I noticed that night that many of the engaged girls, sitting silently around the fire while I asked the others about jobs, had also seemed angry about something. “They don't want to think about not going on,” my ponytail informant said. “They know they're not going to use their education. They'll be wives and mothers. You can say you're going to keep on reading and be interested in community. But that's not the same. You won't really go on. It's a disappointment to know you're going to stop now, and not go on and use it.”
In counterpoint, I heard the words of a woman, fifteen years after she left college, a doctor's wife, mother of three, who said over coffee in her New England kitchen:
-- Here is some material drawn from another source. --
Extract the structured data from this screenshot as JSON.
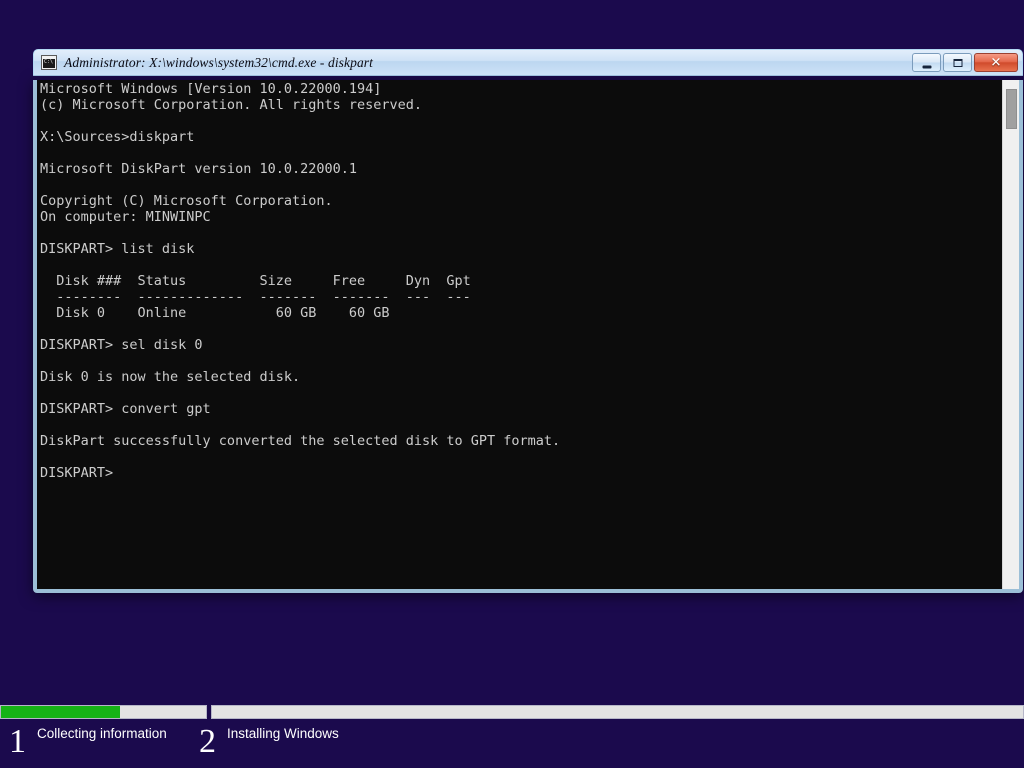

“The tragedy was, nobody ever looked us in the eye and said you have to decide what you want to do with your life, besides being your husband's wife and children's mother. I never thought it through until I was thirty-six, and my husband was so busy with his practice that he couldn't entertain me every night. The three boys were in school all day. I kept on trying to have babies despite an Rh discrepancy. After two miscarriages, they said I must stop. I thought that my own growth and evolution were over. I always knew as a child that I was going to grow up and go to college, and then get married, and that's as far as a girl has to think. After that, your husband determines and fills your life. It wasn't until I got so lonely as the doctor's wife and kept screaming at the kids because they didn't fill my life that I realized I had to make my own life. I still had to decide what I wanted to be. I hadn't finished evolving at all. But it took me ten years to think it through.”
The Feminine Mystique permits, even encourages women to ignore the question of their identity. The mystique says they can answer the question “Who am I?” by saying “Tom's wife... Mary's mother.” But I don't think the mystique would have such power over American women if they did not fear to face this terrifying blank which makes them unable to see themselves after twenty-one. The truth is – and how long it has been true, I'm not sure, but it was true in my generation and it is true of girls growing up today – an American woman no longer has a private image to tell her who she is, or can be, or wants to be.
The public image, in the magazines and television commercials, is designed to sell washing machines, cake mixes, deodorants, detergents, rejuvenating face creams, hair tints. But the power of that image, on which companies spend millions of dollars for television and ad space, comes from this: American women no longer know who they are. They are sorely in need of a new image to help them find their identity. As the motivational researchers keep telling the advertisers, American women are so unsure of who they should be that they look to this glossy public image to decide every detail of their lives. [...]
Recently, interviewing high-school girls who had started out full of promise and talent, but suddenly had stopped their education, I began to see new dimensions to the problem of feminine conformity. [...] One of the girls, seventeen years old, told me: [...]
“I can't see myself as being married and having children. It's as if I wouldn't have any personality myself. My mother's like a rock that's been smoothed by the waves, like a void. She's put so much into her family that there's nothing left, and she resents us
because she doesn't get enough in return.But sometimes it seems like there's nothing there. My mother doesn't serve any purpose except cleaning the house. She isn't happy, and she doesn't make my father happy.”
The Feminine Mystique, 1963.
Copyright © 1963 by Betty Friedan
Reprinted by permission of Curtis Brown, Ltd.
All rights reserved.